| Your objective |
Nothing but the pictures should be left out when the entries below are duplicated.

Stored records:

━━━━━━━━

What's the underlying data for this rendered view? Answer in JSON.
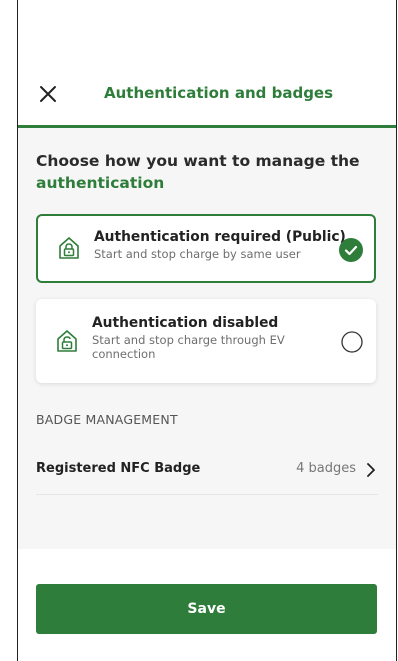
{
  "header": {
    "title": "Authentication and badges",
    "close_icon": "close-icon"
  },
  "intro": {
    "text_part1": "Choose how you want to manage the",
    "text_part2": "authentication"
  },
  "options": [
    {
      "title": "Authentication required (Public)",
      "description": "Start and stop charge by same user",
      "selected": true,
      "icon": "lock-shield-icon"
    },
    {
      "title": "Authentication disabled",
      "description": "Start and stop charge through EV connection",
      "selected": false,
      "icon": "unlock-shield-icon"
    }
  ],
  "badge_management": {
    "section_label": "BADGE MANAGEMENT",
    "row_label": "Registered NFC Badge",
    "row_value": "4 badges"
  },
  "footer": {
    "save_label": "Save"
  },
  "colors": {
    "accent": "#2e7d3a",
    "background": "#f6f6f6"
  }
}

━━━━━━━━

| Output below |
What's the underlying data for this rendered view? Answer in JSON.
{
  "header": {
    "title": "Authentication and badges",
    "close_icon": "close-icon"
  },
  "intro": {
    "text_part1": "Choose how you want to manage the",
    "text_part2": "authentication"
  },
  "options": [
    {
      "title": "Authentication required (Public)",
      "description": "Start and stop charge by same user",
      "selected": true,
      "icon": "lock-shield-icon"
    },
    {
      "title": "Authentication disabled",
      "description": "Start and stop charge through EV connection",
      "selected": false,
      "icon": "unlock-shield-icon"
    }
  ],
  "badge_management": {
    "section_label": "BADGE MANAGEMENT",
    "row_label": "Registered NFC Badge",
    "row_value": "4 badges"
  },
  "footer": {
    "save_label": "Save"
  },
  "colors": {
    "accent": "#2e7d3a",
    "background": "#f6f6f6"
  }
}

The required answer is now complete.